> **MATERIAL FOR THIS EXERCISE**

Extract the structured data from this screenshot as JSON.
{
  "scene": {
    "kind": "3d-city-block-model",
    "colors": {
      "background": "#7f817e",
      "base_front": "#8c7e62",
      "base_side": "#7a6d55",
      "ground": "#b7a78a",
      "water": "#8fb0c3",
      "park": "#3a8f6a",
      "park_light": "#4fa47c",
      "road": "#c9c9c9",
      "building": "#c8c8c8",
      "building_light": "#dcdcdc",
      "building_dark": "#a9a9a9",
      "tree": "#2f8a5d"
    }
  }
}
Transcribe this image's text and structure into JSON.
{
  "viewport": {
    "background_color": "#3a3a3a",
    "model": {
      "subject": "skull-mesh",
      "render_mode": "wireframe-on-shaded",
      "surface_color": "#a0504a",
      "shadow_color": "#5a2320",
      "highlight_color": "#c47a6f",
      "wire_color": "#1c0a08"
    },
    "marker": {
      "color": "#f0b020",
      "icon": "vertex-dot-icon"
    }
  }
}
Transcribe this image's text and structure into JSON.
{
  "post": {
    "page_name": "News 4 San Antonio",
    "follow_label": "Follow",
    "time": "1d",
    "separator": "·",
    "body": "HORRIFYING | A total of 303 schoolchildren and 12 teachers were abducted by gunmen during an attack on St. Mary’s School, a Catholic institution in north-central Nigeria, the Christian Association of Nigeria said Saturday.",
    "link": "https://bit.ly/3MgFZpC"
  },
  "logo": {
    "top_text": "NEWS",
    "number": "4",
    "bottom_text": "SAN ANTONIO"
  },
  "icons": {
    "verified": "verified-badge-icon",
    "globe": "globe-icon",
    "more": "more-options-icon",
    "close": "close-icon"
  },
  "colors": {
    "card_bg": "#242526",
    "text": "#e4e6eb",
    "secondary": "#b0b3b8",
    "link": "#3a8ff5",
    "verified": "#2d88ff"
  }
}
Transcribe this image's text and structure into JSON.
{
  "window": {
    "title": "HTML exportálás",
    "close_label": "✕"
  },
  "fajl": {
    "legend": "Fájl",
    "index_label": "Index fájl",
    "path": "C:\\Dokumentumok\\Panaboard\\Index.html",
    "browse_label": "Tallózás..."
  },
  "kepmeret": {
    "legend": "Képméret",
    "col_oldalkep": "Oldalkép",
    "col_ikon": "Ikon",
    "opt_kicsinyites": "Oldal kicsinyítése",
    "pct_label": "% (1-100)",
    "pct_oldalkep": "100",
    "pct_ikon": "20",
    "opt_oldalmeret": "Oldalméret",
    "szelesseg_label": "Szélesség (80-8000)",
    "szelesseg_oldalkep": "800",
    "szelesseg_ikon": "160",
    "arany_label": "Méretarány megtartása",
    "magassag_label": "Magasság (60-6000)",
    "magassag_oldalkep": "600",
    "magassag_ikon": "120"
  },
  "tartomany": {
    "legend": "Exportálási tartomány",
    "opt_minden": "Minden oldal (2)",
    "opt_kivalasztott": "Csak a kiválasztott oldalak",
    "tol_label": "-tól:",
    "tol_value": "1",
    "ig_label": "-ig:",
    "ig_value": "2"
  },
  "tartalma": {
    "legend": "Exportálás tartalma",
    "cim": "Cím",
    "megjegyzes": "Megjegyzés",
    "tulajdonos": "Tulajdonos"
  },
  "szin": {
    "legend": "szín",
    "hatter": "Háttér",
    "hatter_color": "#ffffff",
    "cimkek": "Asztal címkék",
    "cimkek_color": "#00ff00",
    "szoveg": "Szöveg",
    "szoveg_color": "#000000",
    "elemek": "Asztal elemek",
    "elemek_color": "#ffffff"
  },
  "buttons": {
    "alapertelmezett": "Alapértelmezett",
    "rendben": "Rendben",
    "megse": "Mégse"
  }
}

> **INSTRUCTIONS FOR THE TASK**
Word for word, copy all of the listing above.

> **THE COMPLETED TASK**
Extract the structured data from this screenshot as JSON.
{
  "scene": {
    "kind": "3d-city-block-model",
    "colors": {
      "background": "#7f817e",
      "base_front": "#8c7e62",
      "base_side": "#7a6d55",
      "ground": "#b7a78a",
      "water": "#8fb0c3",
      "park": "#3a8f6a",
      "park_light": "#4fa47c",
      "road": "#c9c9c9",
      "building": "#c8c8c8",
      "building_light": "#dcdcdc",
      "building_dark": "#a9a9a9",
      "tree": "#2f8a5d"
    }
  }
}
Transcribe this image's text and structure into JSON.
{
  "viewport": {
    "background_color": "#3a3a3a",
    "model": {
      "subject": "skull-mesh",
      "render_mode": "wireframe-on-shaded",
      "surface_color": "#a0504a",
      "shadow_color": "#5a2320",
      "highlight_color": "#c47a6f",
      "wire_color": "#1c0a08"
    },
    "marker": {
      "color": "#f0b020",
      "icon": "vertex-dot-icon"
    }
  }
}
Transcribe this image's text and structure into JSON.
{
  "post": {
    "page_name": "News 4 San Antonio",
    "follow_label": "Follow",
    "time": "1d",
    "separator": "·",
    "body": "HORRIFYING | A total of 303 schoolchildren and 12 teachers were abducted by gunmen during an attack on St. Mary’s School, a Catholic institution in north-central Nigeria, the Christian Association of Nigeria said Saturday.",
    "link": "https://bit.ly/3MgFZpC"
  },
  "logo": {
    "top_text": "NEWS",
    "number": "4",
    "bottom_text": "SAN ANTONIO"
  },
  "icons": {
    "verified": "verified-badge-icon",
    "globe": "globe-icon",
    "more": "more-options-icon",
    "close": "close-icon"
  },
  "colors": {
    "card_bg": "#242526",
    "text": "#e4e6eb",
    "secondary": "#b0b3b8",
    "link": "#3a8ff5",
    "verified": "#2d88ff"
  }
}
Transcribe this image's text and structure into JSON.
{
  "window": {
    "title": "HTML exportálás",
    "close_label": "✕"
  },
  "fajl": {
    "legend": "Fájl",
    "index_label": "Index fájl",
    "path": "C:\\Dokumentumok\\Panaboard\\Index.html",
    "browse_label": "Tallózás..."
  },
  "kepmeret": {
    "legend": "Képméret",
    "col_oldalkep": "Oldalkép",
    "col_ikon": "Ikon",
    "opt_kicsinyites": "Oldal kicsinyítése",
    "pct_label": "% (1-100)",
    "pct_oldalkep": "100",
    "pct_ikon": "20",
    "opt_oldalmeret": "Oldalméret",
    "szelesseg_label": "Szélesség (80-8000)",
    "szelesseg_oldalkep": "800",
    "szelesseg_ikon": "160",
    "arany_label": "Méretarány megtartása",
    "magassag_label": "Magasság (60-6000)",
    "magassag_oldalkep": "600",
    "magassag_ikon": "120"
  },
  "tartomany": {
    "legend": "Exportálási tartomány",
    "opt_minden": "Minden oldal (2)",
    "opt_kivalasztott": "Csak a kiválasztott oldalak",
    "tol_label": "-tól:",
    "tol_value": "1",
    "ig_label": "-ig:",
    "ig_value": "2"
  },
  "tartalma": {
    "legend": "Exportálás tartalma",
    "cim": "Cím",
    "megjegyzes": "Megjegyzés",
    "tulajdonos": "Tulajdonos"
  },
  "szin": {
    "legend": "szín",
    "hatter": "Háttér",
    "hatter_color": "#ffffff",
    "cimkek": "Asztal címkék",
    "cimkek_color": "#00ff00",
    "szoveg": "Szöveg",
    "szoveg_color": "#000000",
    "elemek": "Asztal elemek",
    "elemek_color": "#ffffff"
  },
  "buttons": {
    "alapertelmezett": "Alapértelmezett",
    "rendben": "Rendben",
    "megse": "Mégse"
  }
}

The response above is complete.